>>1304 >I don't even know the town they were from That sucks to not have had the history at least passed down by word of mouth. We might not have anyone left in that part of the world, but if we want to visit it, we do know where it is.
>>1329 I think I've pinpointed the general region within the country they came from, but all I can really do is make an educated guess based on surnames and immigration patterns. I'm not even 100% sure what their first names were, since I think they might've been anglicized. That makes finding records harder than it would normally be.
Open file (81.13 KB 512x323 unnamed.jpg)
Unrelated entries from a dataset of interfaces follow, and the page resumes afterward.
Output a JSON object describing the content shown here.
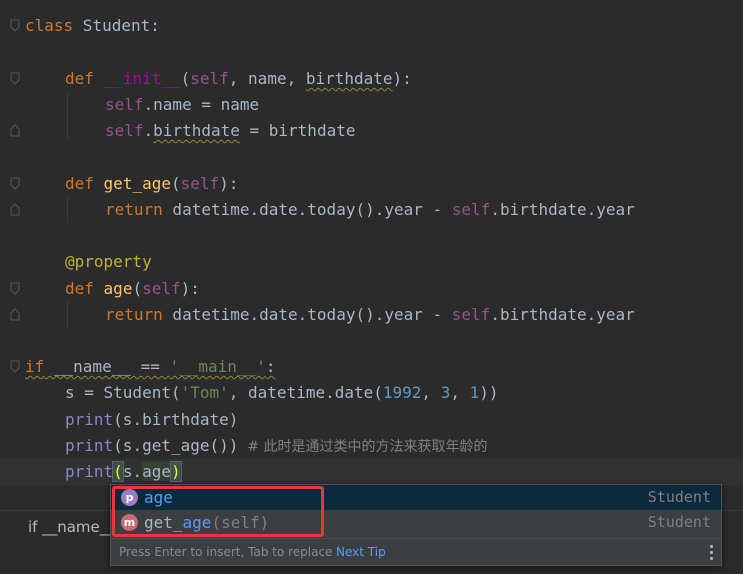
{
  "code": {
    "l1_kw": "class",
    "l1_rest": " Student:",
    "l2_kw": "def",
    "l2_fn": "__init__",
    "l2_open": "(",
    "l2_self": "self",
    "l2_a": ", name, ",
    "l2_b": "birthdate",
    "l2_close": "):",
    "l3_self": "self",
    "l3_rest": ".name = name",
    "l4_self": "self",
    "l4_dot": ".",
    "l4_attr": "birthdate",
    "l4_rest": " = birthdate",
    "l5_kw": "def",
    "l5_fn": "get_age",
    "l5_open": "(",
    "l5_self": "self",
    "l5_close": "):",
    "l6_kw": "return",
    "l6_a": " datetime.date.today().year - ",
    "l6_self": "self",
    "l6_b": ".birthdate.year",
    "l7_dec": "@property",
    "l8_kw": "def",
    "l8_fn": "age",
    "l8_open": "(",
    "l8_self": "self",
    "l8_close": "):",
    "l9_kw": "return",
    "l9_a": " datetime.date.today().year - ",
    "l9_self": "self",
    "l9_b": ".birthdate.year",
    "l10_kw": "if",
    "l10_a": " __name__ == ",
    "l10_str": "'__main__'",
    "l10_colon": ":",
    "l11_a": "s = Student(",
    "l11_str": "'Tom'",
    "l11_b": ", datetime.date(",
    "l11_n1": "1992",
    "l11_c1": ", ",
    "l11_n2": "3",
    "l11_c2": ", ",
    "l11_n3": "1",
    "l11_end": "))",
    "l12_fn": "print",
    "l12_rest": "(s.birthdate)",
    "l13_fn": "print",
    "l13_rest": "(s.get_age())",
    "l13_cmt": "  # 此时是通过类中的方法来获取年龄的",
    "l14_fn": "print",
    "l14_open": "(",
    "l14_mid": "s.",
    "l14_ident": "age",
    "l14_close": ")"
  },
  "status_bar": {
    "text": "if __name__"
  },
  "completion": {
    "items": [
      {
        "badge": "p",
        "match": "age",
        "rest": "",
        "sig": "",
        "type": "Student"
      },
      {
        "badge": "m",
        "prefix": "get_",
        "match": "age",
        "sig": "(self)",
        "type": "Student"
      }
    ],
    "hint": "Press Enter to insert, Tab to replace",
    "next_tip": "Next Tip"
  },
  "colors": {
    "background": "#2b2b2b",
    "keyword": "#cc7832",
    "function": "#ffc66d",
    "highlight_box": "#e53935"
  }
}
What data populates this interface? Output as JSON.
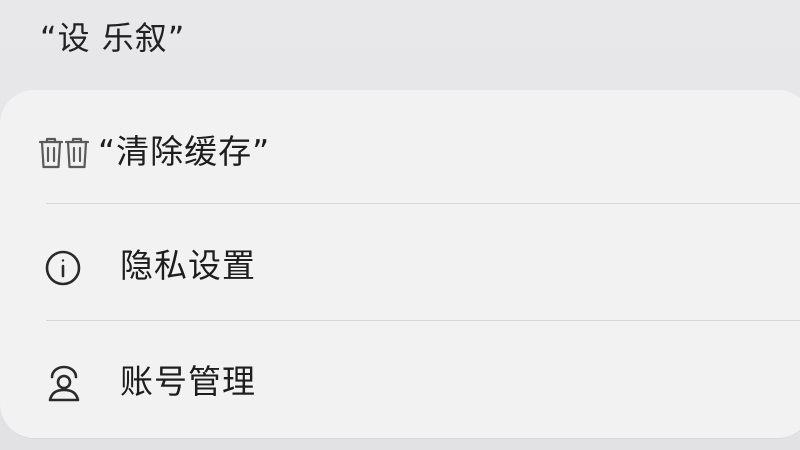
{
  "header": {
    "title": "“设 乐叙”"
  },
  "menu": {
    "items": [
      {
        "label": "“清除缓存”",
        "icon": "trash-icon"
      },
      {
        "label": "隐私设置",
        "icon": "info-circle-icon"
      },
      {
        "label": "账号管理",
        "icon": "user-icon"
      }
    ]
  },
  "colors": {
    "background": "#e6e6e8",
    "card": "#f2f2f3",
    "divider": "#d6d6d8",
    "text": "#1f1f1f",
    "icon": "#555555"
  }
}
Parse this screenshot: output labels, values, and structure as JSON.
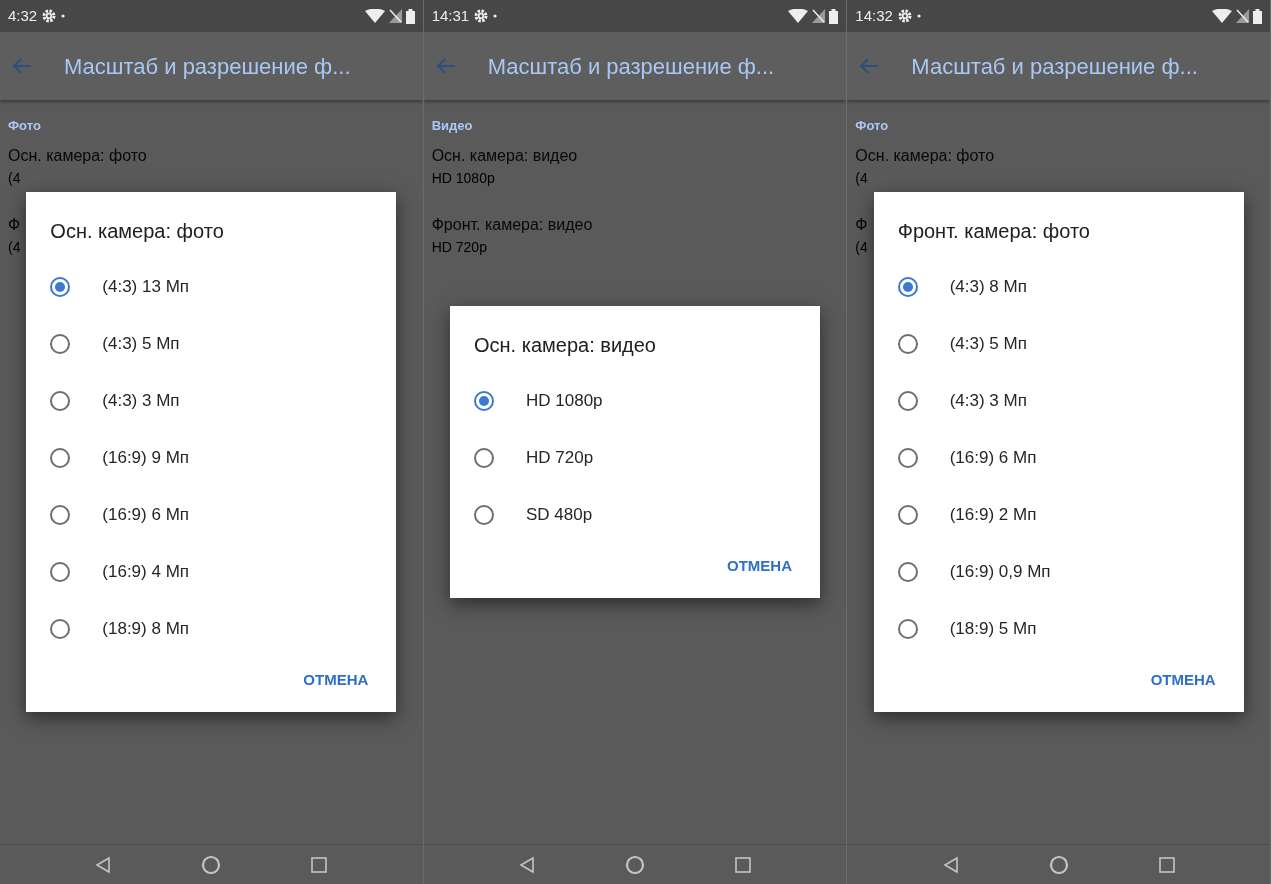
{
  "screens": [
    {
      "status_time": "4:32",
      "title": "Масштаб и разрешение ф...",
      "section": "Фото",
      "items": [
        {
          "title": "Осн. камера: фото",
          "summary": "(4"
        },
        {
          "title": "Ф",
          "summary": "(4"
        }
      ],
      "dialog": {
        "title": "Осн. камера: фото",
        "options": [
          {
            "label": "(4:3) 13 Мп",
            "selected": true
          },
          {
            "label": "(4:3) 5 Мп",
            "selected": false
          },
          {
            "label": "(4:3) 3 Мп",
            "selected": false
          },
          {
            "label": "(16:9) 9 Мп",
            "selected": false
          },
          {
            "label": "(16:9) 6 Мп",
            "selected": false
          },
          {
            "label": "(16:9) 4 Мп",
            "selected": false
          },
          {
            "label": "(18:9) 8 Мп",
            "selected": false
          }
        ],
        "cancel": "ОТМЕНА"
      }
    },
    {
      "status_time": "14:31",
      "title": "Масштаб и разрешение ф...",
      "section": "Видео",
      "items": [
        {
          "title": "Осн. камера: видео",
          "summary": "HD 1080p"
        },
        {
          "title": "Фронт. камера: видео",
          "summary": "HD 720p"
        }
      ],
      "dialog": {
        "title": "Осн. камера: видео",
        "options": [
          {
            "label": "HD 1080p",
            "selected": true
          },
          {
            "label": "HD 720p",
            "selected": false
          },
          {
            "label": "SD 480p",
            "selected": false
          }
        ],
        "cancel": "ОТМЕНА"
      }
    },
    {
      "status_time": "14:32",
      "title": "Масштаб и разрешение ф...",
      "section": "Фото",
      "items": [
        {
          "title": "Осн. камера: фото",
          "summary": "(4"
        },
        {
          "title": "Ф",
          "summary": "(4"
        }
      ],
      "dialog": {
        "title": "Фронт. камера: фото",
        "options": [
          {
            "label": "(4:3) 8 Мп",
            "selected": true
          },
          {
            "label": "(4:3) 5 Мп",
            "selected": false
          },
          {
            "label": "(4:3) 3 Мп",
            "selected": false
          },
          {
            "label": "(16:9) 6 Мп",
            "selected": false
          },
          {
            "label": "(16:9) 2 Мп",
            "selected": false
          },
          {
            "label": "(16:9) 0,9 Мп",
            "selected": false
          },
          {
            "label": "(18:9) 5 Мп",
            "selected": false
          }
        ],
        "cancel": "ОТМЕНА"
      }
    }
  ]
}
I have a bad relationship with my family so instead I will say a few things about my country. >Poland >We have been an oligarchic democracy with all nobles having the right to vote when most other countries in the world were monarchies. We merely elected our king as a president. Read up on Golden Liberty. >We had an idea of a nation and nationalism far earlier than other countries. Our nobility and culture went crazy on oriental aesthetics and believed themselves to be commonly descendant from Sarmatians. Look up sarmatism for more info on that. >Because of that, the nobility had an idea of equality before the law, and although classicist in nature, Poland had something that you could liken to civil liberties or civil rights for the nobility, including the right to vote no matter your wealth. >Poland was also EXTREMELY tolerant as a society, we were the only country which actually allowed Jews in, giving them civil liberties to do whatever they want and even saying that they can come here if they don't have anywhere else to go. We had a minority of islamists which exist to this day and were accepting of basically all types of Christianity with all manner of people coming to our country. We were basically a multi-cultural society in the middle of Europe. >That being said, we were also gigantic at the time, and at a certain time, we almost owned Russia, having actually occupied it temporarily during time of troubles. We geniuently captured Moscow.
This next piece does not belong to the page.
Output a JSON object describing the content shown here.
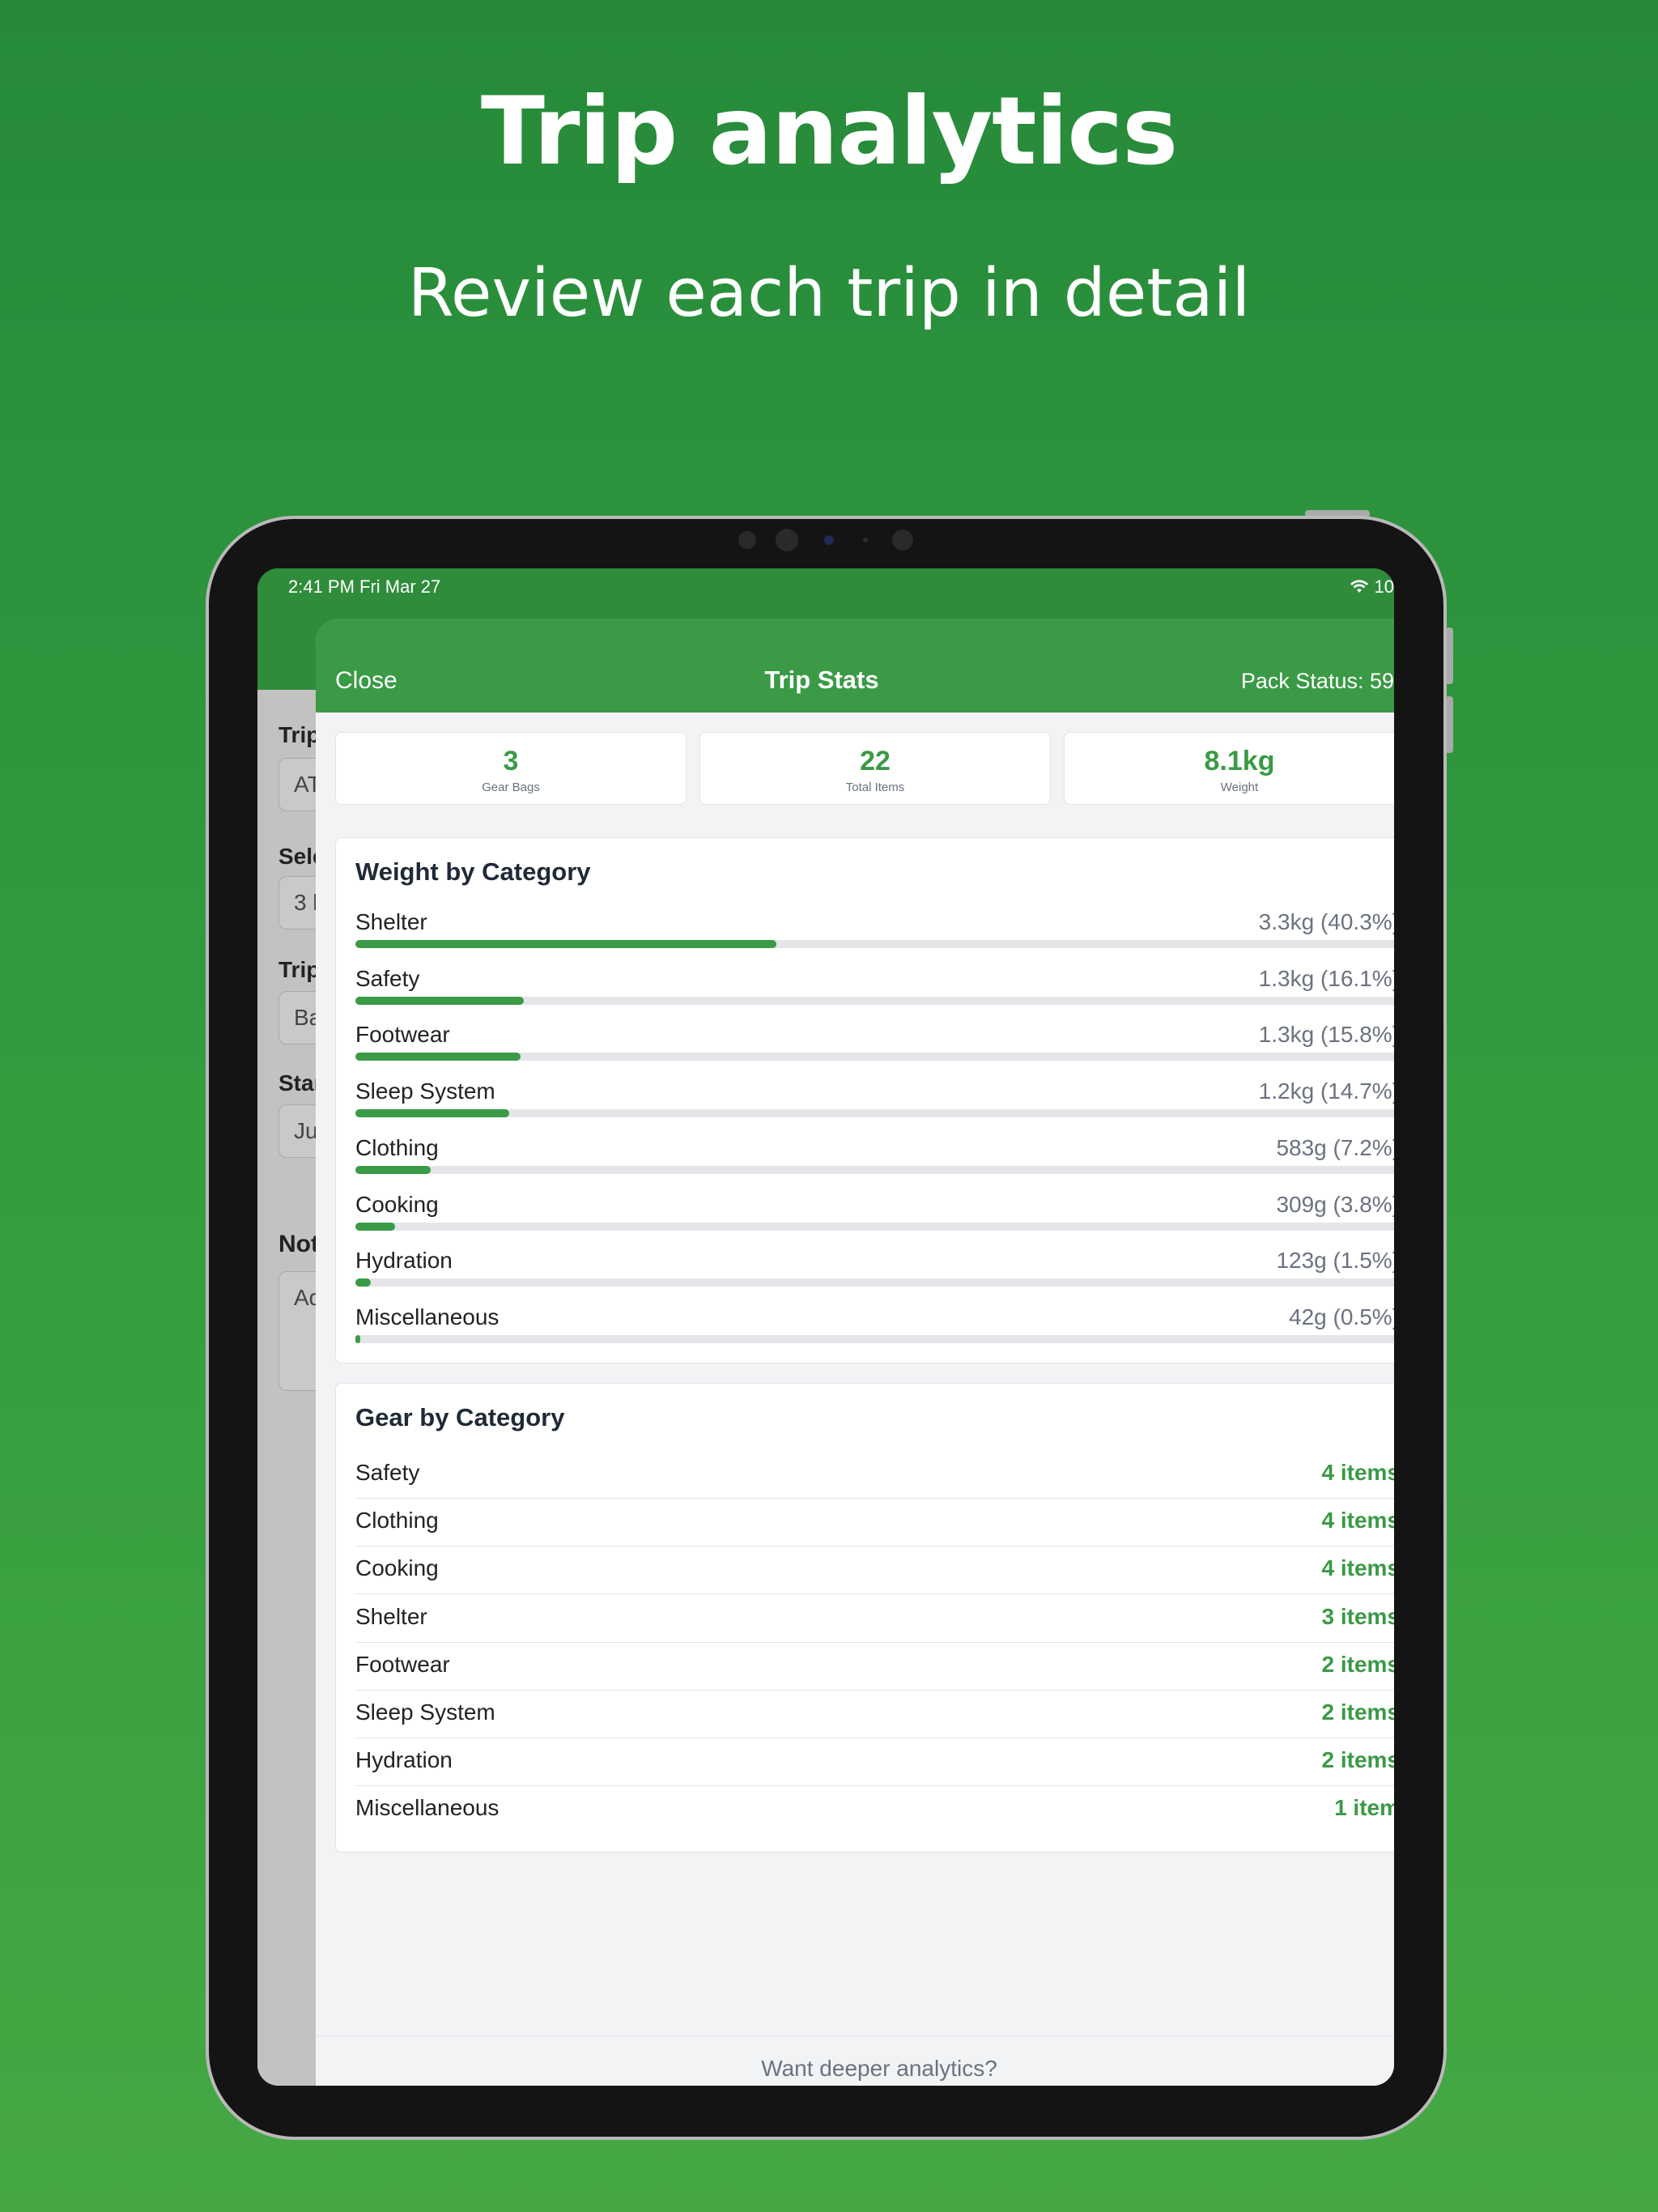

>>1337 It's interesting that you mention the all this considering that I just read about the Sarmatianist nobility the other day.

Report/Delete/Moderation Forms
Delete
Report

Captcha (required for reports)

no cookies?